Brent Glass, Director Emeritus of the National Museum of American History, recently came to Wilmington to speak at Tower Hill School as part of a forum lecture series, “Makers of the 21st Century.” Glass is one of the nation’s foremost historians, having written extensively on industrialization and the histories of Pennsylvania and North Carolina. TSD spoke with Glass about the role of individuals in shaping history, the state of history education and his role at the Smithsonian’s museum of American History.
TownSquareDelaware: You are here at Tower Hill to talk about the difference individuals make in shaping history. What 3 to 4 individuals have made the biggest impact on the 21st century and why?
Brent Glass: Well, Steve Jobs is representative of someone who used technology in innovative ways. He was pioneer in business and entertainment and is a remarkable historical figure. In fact, I like to engage young people by asking, “Will there ever be another Steve Jobs?”
We dedicated a memorial to Martin Luther King this year in Washington, DC, and his legacy continues to be influential in the 21st century. Certainly the civil rights movement, and the way it changed America, is something that is very significant, especially as we struggle with relationships of diverse groups today. He certainly should be credited with appealing to the best in America.
The women’s movement reflected much of the same issues that Martin Luther King was interested in. I would pick someone like Rachel Carson, a scientist based in Pennsylvania, who wrote the book “Silent Spring,” one of the most influential books of the 1960’s. Her book led to the environmental movement.
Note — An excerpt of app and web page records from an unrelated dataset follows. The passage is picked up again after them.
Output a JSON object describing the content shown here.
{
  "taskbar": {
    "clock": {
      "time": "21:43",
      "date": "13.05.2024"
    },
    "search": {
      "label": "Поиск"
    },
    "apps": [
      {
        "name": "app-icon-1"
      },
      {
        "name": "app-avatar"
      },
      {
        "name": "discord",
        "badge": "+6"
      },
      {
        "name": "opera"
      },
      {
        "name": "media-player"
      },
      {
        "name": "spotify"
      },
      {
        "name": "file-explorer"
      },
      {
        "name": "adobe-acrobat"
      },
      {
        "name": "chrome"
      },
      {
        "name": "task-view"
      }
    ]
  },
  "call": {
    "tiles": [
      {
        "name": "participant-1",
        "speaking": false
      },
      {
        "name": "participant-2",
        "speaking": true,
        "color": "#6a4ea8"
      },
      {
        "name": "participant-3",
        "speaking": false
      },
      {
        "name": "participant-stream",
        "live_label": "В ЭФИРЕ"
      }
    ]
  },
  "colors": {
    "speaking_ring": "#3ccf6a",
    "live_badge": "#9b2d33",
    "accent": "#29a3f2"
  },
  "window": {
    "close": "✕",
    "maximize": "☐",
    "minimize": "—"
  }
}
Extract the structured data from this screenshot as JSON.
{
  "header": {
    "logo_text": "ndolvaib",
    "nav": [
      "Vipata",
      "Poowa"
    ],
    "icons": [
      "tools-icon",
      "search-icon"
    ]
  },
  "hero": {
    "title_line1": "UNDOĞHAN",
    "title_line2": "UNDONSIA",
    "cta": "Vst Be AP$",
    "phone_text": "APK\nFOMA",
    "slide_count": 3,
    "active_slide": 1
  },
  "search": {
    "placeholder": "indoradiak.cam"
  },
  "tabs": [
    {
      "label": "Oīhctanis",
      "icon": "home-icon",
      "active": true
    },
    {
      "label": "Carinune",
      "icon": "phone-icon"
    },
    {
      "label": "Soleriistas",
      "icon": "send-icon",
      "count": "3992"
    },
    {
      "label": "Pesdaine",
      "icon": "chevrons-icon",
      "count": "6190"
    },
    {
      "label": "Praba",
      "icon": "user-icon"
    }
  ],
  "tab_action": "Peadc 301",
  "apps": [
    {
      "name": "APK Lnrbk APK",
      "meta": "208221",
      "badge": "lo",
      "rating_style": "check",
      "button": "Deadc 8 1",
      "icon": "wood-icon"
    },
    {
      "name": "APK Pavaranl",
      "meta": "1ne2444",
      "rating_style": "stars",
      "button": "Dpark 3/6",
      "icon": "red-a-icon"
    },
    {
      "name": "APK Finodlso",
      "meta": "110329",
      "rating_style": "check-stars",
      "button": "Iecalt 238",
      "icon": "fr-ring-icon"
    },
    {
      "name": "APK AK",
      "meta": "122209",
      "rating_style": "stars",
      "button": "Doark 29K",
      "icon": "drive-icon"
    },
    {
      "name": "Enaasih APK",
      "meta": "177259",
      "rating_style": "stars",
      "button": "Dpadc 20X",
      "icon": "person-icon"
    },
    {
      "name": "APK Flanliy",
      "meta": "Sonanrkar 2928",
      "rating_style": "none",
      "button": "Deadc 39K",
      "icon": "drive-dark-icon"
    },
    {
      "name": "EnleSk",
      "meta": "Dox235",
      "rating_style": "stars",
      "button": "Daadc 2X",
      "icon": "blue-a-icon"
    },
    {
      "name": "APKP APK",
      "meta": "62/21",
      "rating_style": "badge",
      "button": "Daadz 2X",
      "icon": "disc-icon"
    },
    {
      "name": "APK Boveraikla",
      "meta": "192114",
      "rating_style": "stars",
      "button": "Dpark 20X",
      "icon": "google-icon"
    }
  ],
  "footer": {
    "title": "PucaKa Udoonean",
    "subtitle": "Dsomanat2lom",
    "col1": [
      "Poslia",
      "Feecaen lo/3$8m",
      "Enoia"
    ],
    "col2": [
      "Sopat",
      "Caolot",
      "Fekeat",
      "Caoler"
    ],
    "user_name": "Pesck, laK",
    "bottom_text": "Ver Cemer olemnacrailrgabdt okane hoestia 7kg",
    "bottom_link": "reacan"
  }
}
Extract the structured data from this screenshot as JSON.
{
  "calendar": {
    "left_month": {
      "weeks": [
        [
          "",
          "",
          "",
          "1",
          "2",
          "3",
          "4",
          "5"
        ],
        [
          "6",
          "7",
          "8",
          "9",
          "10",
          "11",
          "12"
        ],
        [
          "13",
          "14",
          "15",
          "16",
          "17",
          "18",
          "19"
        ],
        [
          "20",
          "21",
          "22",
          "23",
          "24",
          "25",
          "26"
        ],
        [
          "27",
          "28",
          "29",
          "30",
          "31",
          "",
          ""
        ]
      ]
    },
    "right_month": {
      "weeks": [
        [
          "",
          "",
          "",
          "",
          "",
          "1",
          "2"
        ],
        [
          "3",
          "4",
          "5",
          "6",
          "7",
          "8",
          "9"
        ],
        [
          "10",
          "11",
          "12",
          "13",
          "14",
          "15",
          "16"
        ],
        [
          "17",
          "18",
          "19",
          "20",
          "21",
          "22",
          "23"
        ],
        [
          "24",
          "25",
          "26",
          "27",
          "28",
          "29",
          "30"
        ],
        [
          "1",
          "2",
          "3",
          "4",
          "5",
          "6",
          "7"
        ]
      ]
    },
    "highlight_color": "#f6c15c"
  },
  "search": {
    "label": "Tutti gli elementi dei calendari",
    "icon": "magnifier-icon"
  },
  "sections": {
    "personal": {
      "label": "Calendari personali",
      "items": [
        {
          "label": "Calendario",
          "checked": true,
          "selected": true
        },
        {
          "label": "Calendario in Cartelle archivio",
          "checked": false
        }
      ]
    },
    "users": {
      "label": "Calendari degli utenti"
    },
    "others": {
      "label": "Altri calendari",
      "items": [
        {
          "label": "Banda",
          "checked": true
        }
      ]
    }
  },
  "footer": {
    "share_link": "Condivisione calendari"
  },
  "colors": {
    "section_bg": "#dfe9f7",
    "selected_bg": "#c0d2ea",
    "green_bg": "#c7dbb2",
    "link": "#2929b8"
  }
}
Her legacy was that science can be used for a variety of purposes—that science isn’t neutral. With very sound scientific research, she was able to raise questions about the use primarily of pesticides on agricultural products. Her book had an enormous impact at the time.
TSD: Do Americans know their history? Why is it important to have a good grounding in history, and what can we do to ensure students are getting that education?
BG: There seems to be a growing concern that Americans are historically illiterate. Not that they don’t remember who presidents were or when battles were fought, but they don’t seem to understand that history can be a resource to understand our own times. And so we act sometimes as if we are confronting issues for the first time, and yet they actually have a grounding in history. And to be a citizen in a democracy, you have to have some knowledge of history. And for a democracy to survive, we have to have citizens who understand our shared heritage.
I am also concerned with the process of historical thinking, how one does historical research and compares and contrasts historical sources. So often people tell me, “well, I saw it on television, so it must be true” without thinking critically about the variety of perspectives that might be relevant to the issue. I think history has been marginalized as a subject, and in fact, many colleges do not even require American History as a subject any more.
TSD: Tell us about the National Museum of American History and your role there. What were your most important achievements?
BG: I worked there about nine years, and we achieved some major objectives. We finished a major renovation – we built a new gallery for the Star Spangled Banner and opened up the Museum to make it brighter, warmer and friendlier. And we increased the attendance by about 50%, from 3 million visitors to now 4.5 million annually. And we also created public spaces so we could host more public events, such as theatrical and musical performances and naturalization ceremonies. We actually swear in new citizens in the public square of the museum. So we create more of a lively exchange and lively encounter with American history. It was a great opportunity and privilege to direct The Museum of American History.